Better read than dead


Broad access to our cultural legacy or “better dead than read”: A new EU Directive that is now being discussed in the European Parliament will decide whether to rescue millions of forgotten “orphan works”


It´s hard to imagine that some people would snugly sit back while a big part of our unaccessible historic heritage is lost or, even worse, actively fight against the only viable means of protecting it: digital archiving.


During the 1950´s some  fervent coldwarriors insisted that it was much better to be “dead than red”. Today, on a very different level, a similar philosophy is being put forward by copyright fundamentalists, a few EU member states like France and by some lobbyist-cum-civil servants at the European Commission, in particular at the Directorate General of Internal Market headed by Michel Barnier. They would prefer that millions of books, songs, films, illustrations and photographs were dead, lost for ever, than risk any serious flexibilization or exception to EU copyright laws that would facilitate mass digitization and, thus, social access to “orphan works”, out of circulation works whose authors are unknown or not found.

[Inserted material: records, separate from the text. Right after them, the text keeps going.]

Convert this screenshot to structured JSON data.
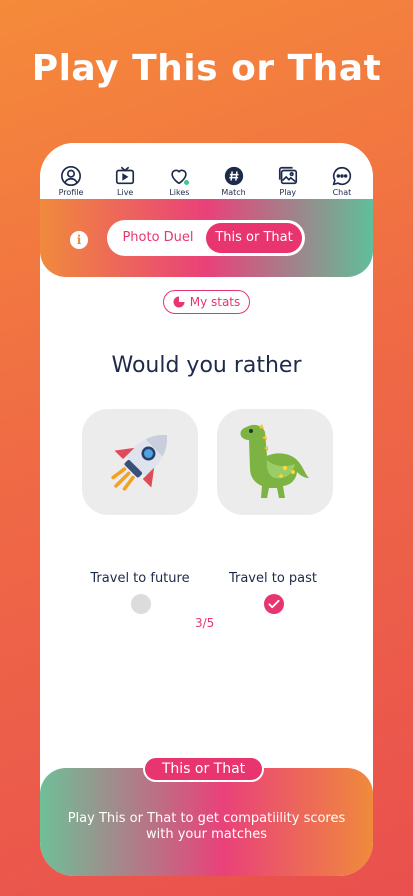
{
  "headline": "Play This or That",
  "tabs": [
    {
      "label": "Profile",
      "icon": "profile-icon"
    },
    {
      "label": "Live",
      "icon": "live-icon"
    },
    {
      "label": "Likes",
      "icon": "heart-icon"
    },
    {
      "label": "Match",
      "icon": "match-icon"
    },
    {
      "label": "Play",
      "icon": "photos-icon",
      "active": true
    },
    {
      "label": "Chat",
      "icon": "chat-icon"
    }
  ],
  "mode_switch": {
    "option_1": "Photo Duel",
    "option_2": "This or That",
    "selected": "This or That"
  },
  "stats_button": "My stats",
  "question": "Would you rather",
  "choices": [
    {
      "label": "Travel to future",
      "image": "rocket",
      "selected": false
    },
    {
      "label": "Travel to past",
      "image": "dinosaur",
      "selected": true
    }
  ],
  "progress": "3/5",
  "bottom": {
    "pill": "This or That",
    "text": "Play This or That to get compatiility scores with your matches"
  },
  "colors": {
    "accent": "#e8356f",
    "navy": "#1e2a4a",
    "green": "#5fbf9a",
    "orange": "#f08a3c"
  }
}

These hard-liners expound the deeply flawed strategy of “cultural scarcity”: the fewer works accessible to the public, the better for the the “cultural industry” . Instead of massively liberating these forgotten works for the sake of knowledge and innovation, these peculiar “defenders of culture” would prefer to apply “passive euthanasia” by just letting the paper flake, the celluloid disintegrate and the sound recordings fade. Instead of legally allowing mass digitization through easy author search mechanisms, balanced public-private partnerships and clear limits on possible claims and renumeration, the copyright lobby and their political mouthpieces are erecting tall barricades against the advance of any rational mass recuperation of orphan works.

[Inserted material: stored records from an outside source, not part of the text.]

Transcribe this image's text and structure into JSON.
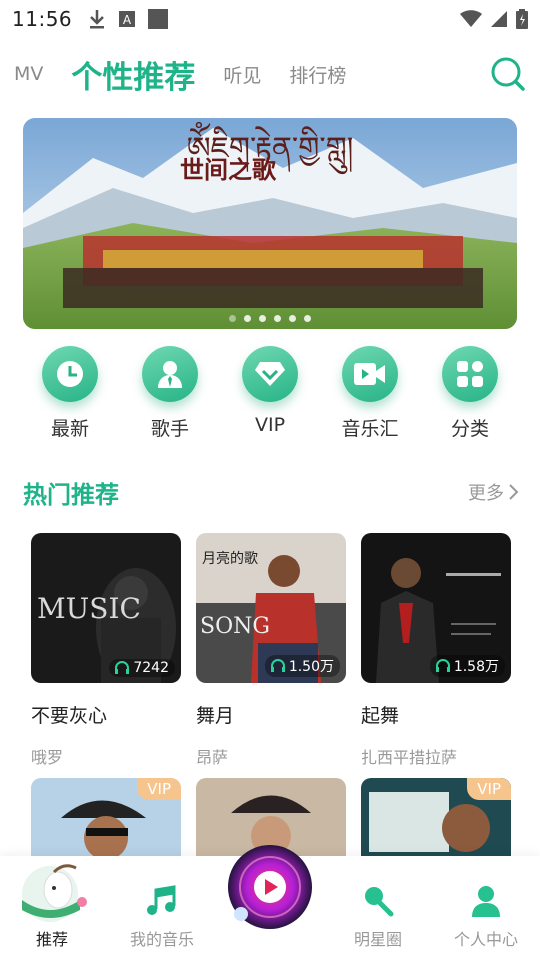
{
  "status_bar": {
    "time": "11:56"
  },
  "top_nav": {
    "tabs": [
      {
        "label": "MV"
      },
      {
        "label": "个性推荐"
      },
      {
        "label": "听见"
      },
      {
        "label": "排行榜"
      }
    ]
  },
  "banner": {
    "title_tibetan": "ༀཇིག་རྟེན་གྱི་གླུ།",
    "title_chinese": "世间之歌",
    "dots": 6
  },
  "shortcuts": [
    {
      "label": "最新",
      "icon": "clock-icon"
    },
    {
      "label": "歌手",
      "icon": "singer-icon"
    },
    {
      "label": "VIP",
      "icon": "diamond-icon"
    },
    {
      "label": "音乐汇",
      "icon": "video-icon"
    },
    {
      "label": "分类",
      "icon": "grid-icon"
    }
  ],
  "hot": {
    "title": "热门推荐",
    "more": "更多",
    "cards": [
      {
        "title": "不要灰心",
        "artist": "哦罗",
        "plays": "7242",
        "cover_text": "MUSIC"
      },
      {
        "title": "舞月",
        "artist": "昂萨",
        "plays": "1.50万",
        "cover_text": "月亮的歌"
      },
      {
        "title": "起舞",
        "artist": "扎西平措拉萨",
        "plays": "1.58万",
        "cover_text": ""
      }
    ],
    "row2": [
      {
        "vip": "VIP"
      },
      {
        "vip": ""
      },
      {
        "vip": "VIP"
      }
    ]
  },
  "bottom_nav": {
    "items": [
      {
        "label": "推荐"
      },
      {
        "label": "我的音乐"
      },
      {
        "label": "明星圈"
      },
      {
        "label": "个人中心"
      }
    ]
  },
  "colors": {
    "accent": "#1fb38a",
    "muted": "#999999",
    "vip": "#f6c48d"
  }
}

The battle lines are drawn in the European Parliament that shall be making some very clear choices over the next few weeks. On one side stands the broad public interest of libraries, consumers, researchers, educators and new innovative cultural businesses. On the other side the negative agenda of “the worse, the better ” coalition of traditional rights holders, some collecting societies and a few self-assigned ideologues of ” the moral rights of artists”.

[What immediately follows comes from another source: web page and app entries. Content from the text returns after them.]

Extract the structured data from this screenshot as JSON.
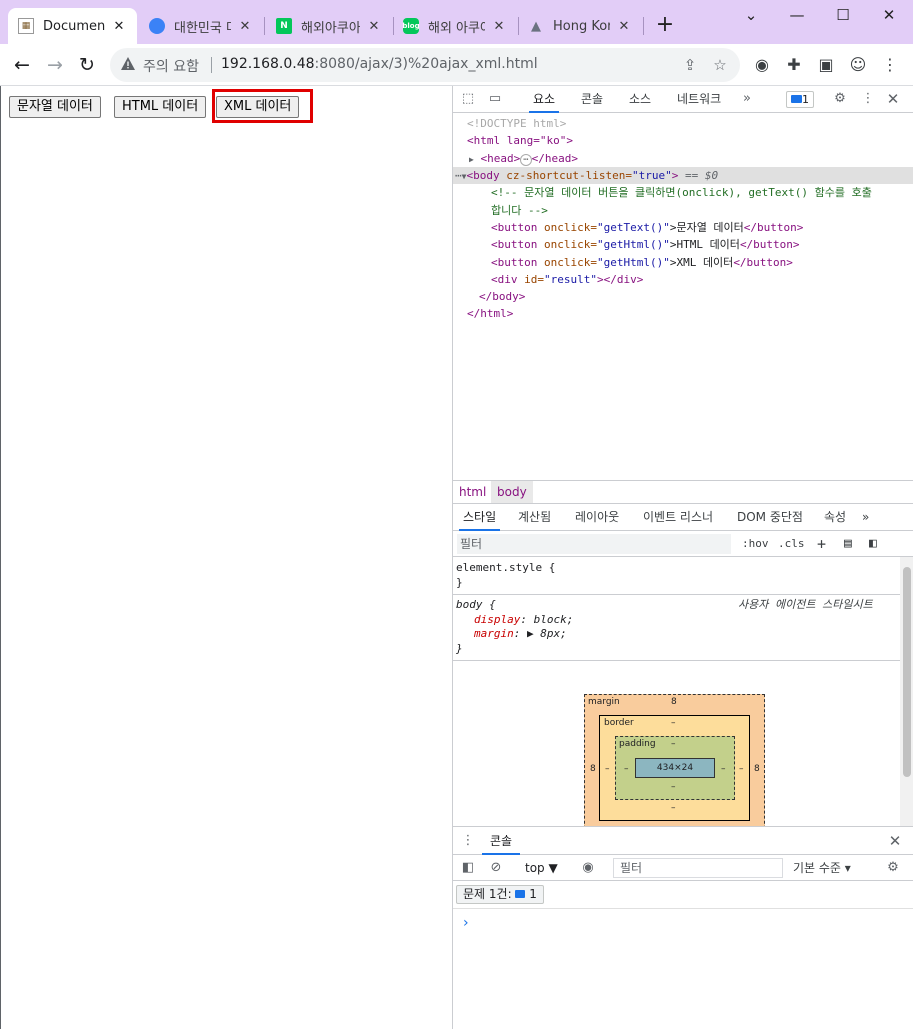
{
  "tabs": [
    {
      "label": "Document",
      "close": "✕",
      "favicon_color": "#ffffff",
      "favicon_text": "▦"
    },
    {
      "label": "대한민국 다",
      "close": "✕",
      "favicon_color": "#3b82f6",
      "favicon_text": "◉"
    },
    {
      "label": "해외아쿠아",
      "close": "✕",
      "favicon_color": "#03c75a",
      "favicon_text": "N"
    },
    {
      "label": "해외 아쿠아",
      "close": "✕",
      "favicon_color": "#03c75a",
      "favicon_text": "b"
    },
    {
      "label": "Hong Kong",
      "close": "✕",
      "favicon_color": "#8b8b8b",
      "favicon_text": "▲"
    }
  ],
  "new_tab": "+",
  "window_controls": {
    "collapse": "⌄",
    "minimize": "—",
    "maximize": "☐",
    "close": "✕"
  },
  "toolbar": {
    "back": "←",
    "forward": "→",
    "reload": "↻",
    "security_label": "주의 요함",
    "url_host": "192.168.0.48",
    "url_rest": ":8080/ajax/3)%20ajax_xml.html",
    "share": "⇪",
    "bookmark": "☆",
    "camera": "◉",
    "extensions": "✚",
    "sidepanel": "▣",
    "profile": "☺",
    "menu": "⋮"
  },
  "page": {
    "buttons": [
      "문자열 데이터",
      "HTML 데이터",
      "XML 데이터"
    ]
  },
  "devtools": {
    "tabs": [
      "요소",
      "콘솔",
      "소스",
      "네트워크"
    ],
    "more_tabs": "»",
    "issues_count": "1",
    "settings": "⚙",
    "more": "⋮",
    "close": "✕",
    "inspect": "⬚",
    "device": "▭",
    "dom": {
      "doctype": "<!DOCTYPE html>",
      "html_open": "<html lang=\"ko\">",
      "head_line": "<head>",
      "head_ellipsis": "⋯",
      "head_close": "</head>",
      "body_tag": "<body",
      "body_attr": " cz-shortcut-listen=",
      "body_val": "\"true\"",
      "body_end": ">",
      "body_eq": " == $0",
      "comment_1": "<!-- 문자열 데이터 버튼을 클릭하면(onclick), getText() 함수를 호출",
      "comment_2": "합니다 -->",
      "btn1_open": "<button",
      "btn1_attr": " onclick=",
      "btn1_val": "\"getText()\"",
      "btn1_text": ">문자열 데이터",
      "btn1_close": "</button>",
      "btn2_val": "\"getHtml()\"",
      "btn2_text": ">HTML 데이터",
      "btn3_val": "\"getHtml()\"",
      "btn3_text": ">XML 데이터",
      "div_open": "<div",
      "div_attr": " id=",
      "div_val": "\"result\"",
      "div_close": "></div>",
      "body_close": "</body>",
      "html_close": "</html>"
    },
    "breadcrumbs": [
      "html",
      "body"
    ],
    "styles_tabs": [
      "스타일",
      "계산됨",
      "레이아웃",
      "이벤트 리스너",
      "DOM 중단점",
      "속성"
    ],
    "filter_placeholder": "필터",
    "hov": ":hov",
    "cls": ".cls",
    "rules": {
      "element_style": "element.style {",
      "element_close": "}",
      "body_selector": "body {",
      "ua_label": "사용자 에이전트 스타일시트",
      "display_name": "display",
      "display_value": ": block;",
      "margin_name": "margin",
      "margin_value": ": ▶ 8px;",
      "body_close": "}"
    },
    "box_model": {
      "margin_label": "margin",
      "margin_top": "8",
      "margin_left": "8",
      "margin_right": "8",
      "margin_bottom": "8",
      "border_label": "border",
      "border_value": "–",
      "padding_label": "padding",
      "padding_value": "–",
      "content": "434×24"
    },
    "console": {
      "tab": "콘솔",
      "context": "top ▼",
      "filter_placeholder": "필터",
      "level": "기본 수준 ▾",
      "issues_label": "문제 1건:",
      "issues_count": "1",
      "prompt": "›"
    }
  }
}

It is more urgent than ever that the point of view of broad public interest be heard loud and clear in Brussels. Hundreds of amendments have been tabled and will be considered next week by the Rapportuer De Geringer in the European Parliament´s Judicial Committee.


Below is a summary of some of the clear options that MEPs shall decide on in the coming weeks (more information on the concrete amendments is forthcoming):



1. Liberating millions of orphan works for mass digitization or just individual access to concrete works.


2. Quick and easy “diligent search” or expensive, tortuous and long search of works fractioned by different authors, illustrators or designers.


3. Wide orphan works access to audio, photographs, journalism and film or a narrow scope limited to books.


4. Clear limits and thresholds to liability for fair renumeration or open-ended, expensive legal battles that inhibit use of orphan works. “fair” and “related to use”


5. EU Legislation based on existing frameworks for exceptions and limitations to copyright or a new restrictive, regressive interpretation of the legal scope of EU copyright law.


6. Opening up the potential of public-private partnerships for mass digitization of orphan works with legal flexibility or a rigid moulding of legislation for sole public funding of orphan works digitization.


7. Liberating orphan works for a wide range of uses for cultural access, innovation and artistic creation or narrowly defining the uses of orphan works only for “public service” and cultural heritage institutions.


The voice of public interest and access to knowledge must be heard!